╭─ Material provided

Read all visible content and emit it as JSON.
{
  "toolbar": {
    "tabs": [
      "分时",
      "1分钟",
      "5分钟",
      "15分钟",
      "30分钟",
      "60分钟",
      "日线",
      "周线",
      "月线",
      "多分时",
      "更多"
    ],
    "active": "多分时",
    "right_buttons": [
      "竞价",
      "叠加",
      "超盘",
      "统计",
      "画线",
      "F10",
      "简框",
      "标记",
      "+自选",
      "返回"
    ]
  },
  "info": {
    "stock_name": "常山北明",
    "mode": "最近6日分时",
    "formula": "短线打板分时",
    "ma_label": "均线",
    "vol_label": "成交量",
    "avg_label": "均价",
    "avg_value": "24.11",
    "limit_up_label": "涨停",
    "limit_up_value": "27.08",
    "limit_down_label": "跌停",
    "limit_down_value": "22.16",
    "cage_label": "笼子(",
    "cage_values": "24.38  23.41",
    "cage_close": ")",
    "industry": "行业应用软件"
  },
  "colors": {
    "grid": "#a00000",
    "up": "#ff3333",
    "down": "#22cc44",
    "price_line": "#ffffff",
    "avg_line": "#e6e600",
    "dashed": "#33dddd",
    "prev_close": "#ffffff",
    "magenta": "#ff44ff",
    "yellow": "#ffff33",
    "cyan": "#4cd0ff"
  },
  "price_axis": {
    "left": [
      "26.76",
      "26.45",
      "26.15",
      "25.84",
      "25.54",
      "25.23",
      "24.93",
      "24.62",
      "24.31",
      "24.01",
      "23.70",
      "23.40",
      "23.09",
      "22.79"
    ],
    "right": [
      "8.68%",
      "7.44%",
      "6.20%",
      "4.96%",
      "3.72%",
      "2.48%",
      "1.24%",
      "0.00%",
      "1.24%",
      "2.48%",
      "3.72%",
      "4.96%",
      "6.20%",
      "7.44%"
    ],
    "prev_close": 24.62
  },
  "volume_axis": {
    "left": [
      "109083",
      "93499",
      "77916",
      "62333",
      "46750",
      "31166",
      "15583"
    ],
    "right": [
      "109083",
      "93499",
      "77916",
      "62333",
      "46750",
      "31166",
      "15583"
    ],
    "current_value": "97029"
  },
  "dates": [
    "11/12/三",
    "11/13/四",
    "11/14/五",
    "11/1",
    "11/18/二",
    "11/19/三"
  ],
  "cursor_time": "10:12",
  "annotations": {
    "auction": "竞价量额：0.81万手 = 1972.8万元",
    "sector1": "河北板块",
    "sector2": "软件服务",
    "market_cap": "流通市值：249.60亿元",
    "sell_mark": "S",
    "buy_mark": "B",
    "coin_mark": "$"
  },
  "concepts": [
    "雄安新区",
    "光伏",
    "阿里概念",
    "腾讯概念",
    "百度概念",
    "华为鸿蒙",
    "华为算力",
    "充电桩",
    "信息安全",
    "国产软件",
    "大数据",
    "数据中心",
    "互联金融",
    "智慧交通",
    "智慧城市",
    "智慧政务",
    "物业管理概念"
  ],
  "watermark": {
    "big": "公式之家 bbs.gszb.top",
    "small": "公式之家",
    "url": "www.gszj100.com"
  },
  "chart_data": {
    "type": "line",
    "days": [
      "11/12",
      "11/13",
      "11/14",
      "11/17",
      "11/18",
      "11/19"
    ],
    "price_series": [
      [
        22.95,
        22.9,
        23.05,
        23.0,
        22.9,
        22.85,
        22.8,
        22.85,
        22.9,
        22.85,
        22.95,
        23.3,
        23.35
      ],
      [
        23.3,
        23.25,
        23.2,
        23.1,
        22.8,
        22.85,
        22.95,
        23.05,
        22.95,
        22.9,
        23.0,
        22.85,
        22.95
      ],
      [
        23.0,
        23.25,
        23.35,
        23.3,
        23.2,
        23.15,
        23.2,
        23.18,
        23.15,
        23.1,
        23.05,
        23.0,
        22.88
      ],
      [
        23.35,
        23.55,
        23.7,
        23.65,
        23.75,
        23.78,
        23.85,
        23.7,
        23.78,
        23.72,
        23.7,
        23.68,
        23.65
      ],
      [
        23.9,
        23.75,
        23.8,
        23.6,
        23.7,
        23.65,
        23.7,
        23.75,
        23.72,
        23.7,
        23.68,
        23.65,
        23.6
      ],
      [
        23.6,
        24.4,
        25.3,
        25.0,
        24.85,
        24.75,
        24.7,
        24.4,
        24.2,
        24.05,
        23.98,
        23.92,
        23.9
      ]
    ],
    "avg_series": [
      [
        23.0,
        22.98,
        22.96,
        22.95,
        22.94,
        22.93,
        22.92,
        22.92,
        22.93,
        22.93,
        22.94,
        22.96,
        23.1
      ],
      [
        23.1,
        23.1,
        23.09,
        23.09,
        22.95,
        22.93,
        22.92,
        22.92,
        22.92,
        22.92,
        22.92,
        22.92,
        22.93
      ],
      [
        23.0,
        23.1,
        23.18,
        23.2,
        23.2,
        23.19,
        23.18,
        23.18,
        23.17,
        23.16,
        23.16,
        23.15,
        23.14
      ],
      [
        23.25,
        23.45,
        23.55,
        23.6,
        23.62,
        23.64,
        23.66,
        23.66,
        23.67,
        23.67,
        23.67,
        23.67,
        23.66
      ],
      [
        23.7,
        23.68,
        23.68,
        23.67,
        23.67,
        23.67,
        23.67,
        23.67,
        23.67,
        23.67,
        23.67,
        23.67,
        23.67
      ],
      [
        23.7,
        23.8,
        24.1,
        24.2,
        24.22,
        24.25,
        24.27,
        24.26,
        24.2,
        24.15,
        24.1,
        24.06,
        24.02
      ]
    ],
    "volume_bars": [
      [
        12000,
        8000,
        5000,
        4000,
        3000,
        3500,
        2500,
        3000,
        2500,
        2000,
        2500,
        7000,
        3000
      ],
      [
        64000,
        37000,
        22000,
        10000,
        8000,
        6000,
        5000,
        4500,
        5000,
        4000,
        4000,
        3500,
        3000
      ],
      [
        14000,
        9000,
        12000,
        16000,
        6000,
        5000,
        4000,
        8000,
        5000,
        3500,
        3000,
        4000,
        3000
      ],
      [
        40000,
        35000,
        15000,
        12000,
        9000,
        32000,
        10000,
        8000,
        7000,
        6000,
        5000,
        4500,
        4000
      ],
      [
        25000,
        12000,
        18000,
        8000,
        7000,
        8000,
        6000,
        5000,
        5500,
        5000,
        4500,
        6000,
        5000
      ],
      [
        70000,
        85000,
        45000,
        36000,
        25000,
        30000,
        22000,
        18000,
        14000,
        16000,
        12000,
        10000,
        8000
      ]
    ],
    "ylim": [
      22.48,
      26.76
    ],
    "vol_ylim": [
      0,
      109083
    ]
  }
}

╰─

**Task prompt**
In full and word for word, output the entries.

**Result for this exercise**
Read all visible content and emit it as JSON.
{
  "toolbar": {
    "tabs": [
      "分时",
      "1分钟",
      "5分钟",
      "15分钟",
      "30分钟",
      "60分钟",
      "日线",
      "周线",
      "月线",
      "多分时",
      "更多"
    ],
    "active": "多分时",
    "right_buttons": [
      "竞价",
      "叠加",
      "超盘",
      "统计",
      "画线",
      "F10",
      "简框",
      "标记",
      "+自选",
      "返回"
    ]
  },
  "info": {
    "stock_name": "常山北明",
    "mode": "最近6日分时",
    "formula": "短线打板分时",
    "ma_label": "均线",
    "vol_label": "成交量",
    "avg_label": "均价",
    "avg_value": "24.11",
    "limit_up_label": "涨停",
    "limit_up_value": "27.08",
    "limit_down_label": "跌停",
    "limit_down_value": "22.16",
    "cage_label": "笼子(",
    "cage_values": "24.38  23.41",
    "cage_close": ")",
    "industry": "行业应用软件"
  },
  "colors": {
    "grid": "#a00000",
    "up": "#ff3333",
    "down": "#22cc44",
    "price_line": "#ffffff",
    "avg_line": "#e6e600",
    "dashed": "#33dddd",
    "prev_close": "#ffffff",
    "magenta": "#ff44ff",
    "yellow": "#ffff33",
    "cyan": "#4cd0ff"
  },
  "price_axis": {
    "left": [
      "26.76",
      "26.45",
      "26.15",
      "25.84",
      "25.54",
      "25.23",
      "24.93",
      "24.62",
      "24.31",
      "24.01",
      "23.70",
      "23.40",
      "23.09",
      "22.79"
    ],
    "right": [
      "8.68%",
      "7.44%",
      "6.20%",
      "4.96%",
      "3.72%",
      "2.48%",
      "1.24%",
      "0.00%",
      "1.24%",
      "2.48%",
      "3.72%",
      "4.96%",
      "6.20%",
      "7.44%"
    ],
    "prev_close": 24.62
  },
  "volume_axis": {
    "left": [
      "109083",
      "93499",
      "77916",
      "62333",
      "46750",
      "31166",
      "15583"
    ],
    "right": [
      "109083",
      "93499",
      "77916",
      "62333",
      "46750",
      "31166",
      "15583"
    ],
    "current_value": "97029"
  },
  "dates": [
    "11/12/三",
    "11/13/四",
    "11/14/五",
    "11/1",
    "11/18/二",
    "11/19/三"
  ],
  "cursor_time": "10:12",
  "annotations": {
    "auction": "竞价量额：0.81万手 = 1972.8万元",
    "sector1": "河北板块",
    "sector2": "软件服务",
    "market_cap": "流通市值：249.60亿元",
    "sell_mark": "S",
    "buy_mark": "B",
    "coin_mark": "$"
  },
  "concepts": [
    "雄安新区",
    "光伏",
    "阿里概念",
    "腾讯概念",
    "百度概念",
    "华为鸿蒙",
    "华为算力",
    "充电桩",
    "信息安全",
    "国产软件",
    "大数据",
    "数据中心",
    "互联金融",
    "智慧交通",
    "智慧城市",
    "智慧政务",
    "物业管理概念"
  ],
  "watermark": {
    "big": "公式之家 bbs.gszb.top",
    "small": "公式之家",
    "url": "www.gszj100.com"
  },
  "chart_data": {
    "type": "line",
    "days": [
      "11/12",
      "11/13",
      "11/14",
      "11/17",
      "11/18",
      "11/19"
    ],
    "price_series": [
      [
        22.95,
        22.9,
        23.05,
        23.0,
        22.9,
        22.85,
        22.8,
        22.85,
        22.9,
        22.85,
        22.95,
        23.3,
        23.35
      ],
      [
        23.3,
        23.25,
        23.2,
        23.1,
        22.8,
        22.85,
        22.95,
        23.05,
        22.95,
        22.9,
        23.0,
        22.85,
        22.95
      ],
      [
        23.0,
        23.25,
        23.35,
        23.3,
        23.2,
        23.15,
        23.2,
        23.18,
        23.15,
        23.1,
        23.05,
        23.0,
        22.88
      ],
      [
        23.35,
        23.55,
        23.7,
        23.65,
        23.75,
        23.78,
        23.85,
        23.7,
        23.78,
        23.72,
        23.7,
        23.68,
        23.65
      ],
      [
        23.9,
        23.75,
        23.8,
        23.6,
        23.7,
        23.65,
        23.7,
        23.75,
        23.72,
        23.7,
        23.68,
        23.65,
        23.6
      ],
      [
        23.6,
        24.4,
        25.3,
        25.0,
        24.85,
        24.75,
        24.7,
        24.4,
        24.2,
        24.05,
        23.98,
        23.92,
        23.9
      ]
    ],
    "avg_series": [
      [
        23.0,
        22.98,
        22.96,
        22.95,
        22.94,
        22.93,
        22.92,
        22.92,
        22.93,
        22.93,
        22.94,
        22.96,
        23.1
      ],
      [
        23.1,
        23.1,
        23.09,
        23.09,
        22.95,
        22.93,
        22.92,
        22.92,
        22.92,
        22.92,
        22.92,
        22.92,
        22.93
      ],
      [
        23.0,
        23.1,
        23.18,
        23.2,
        23.2,
        23.19,
        23.18,
        23.18,
        23.17,
        23.16,
        23.16,
        23.15,
        23.14
      ],
      [
        23.25,
        23.45,
        23.55,
        23.6,
        23.62,
        23.64,
        23.66,
        23.66,
        23.67,
        23.67,
        23.67,
        23.67,
        23.66
      ],
      [
        23.7,
        23.68,
        23.68,
        23.67,
        23.67,
        23.67,
        23.67,
        23.67,
        23.67,
        23.67,
        23.67,
        23.67,
        23.67
      ],
      [
        23.7,
        23.8,
        24.1,
        24.2,
        24.22,
        24.25,
        24.27,
        24.26,
        24.2,
        24.15,
        24.1,
        24.06,
        24.02
      ]
    ],
    "volume_bars": [
      [
        12000,
        8000,
        5000,
        4000,
        3000,
        3500,
        2500,
        3000,
        2500,
        2000,
        2500,
        7000,
        3000
      ],
      [
        64000,
        37000,
        22000,
        10000,
        8000,
        6000,
        5000,
        4500,
        5000,
        4000,
        4000,
        3500,
        3000
      ],
      [
        14000,
        9000,
        12000,
        16000,
        6000,
        5000,
        4000,
        8000,
        5000,
        3500,
        3000,
        4000,
        3000
      ],
      [
        40000,
        35000,
        15000,
        12000,
        9000,
        32000,
        10000,
        8000,
        7000,
        6000,
        5000,
        4500,
        4000
      ],
      [
        25000,
        12000,
        18000,
        8000,
        7000,
        8000,
        6000,
        5000,
        5500,
        5000,
        4500,
        6000,
        5000
      ],
      [
        70000,
        85000,
        45000,
        36000,
        25000,
        30000,
        22000,
        18000,
        14000,
        16000,
        12000,
        10000,
        8000
      ]
    ],
    "ylim": [
      22.48,
      26.76
    ],
    "vol_ylim": [
      0,
      109083
    ]
  }
}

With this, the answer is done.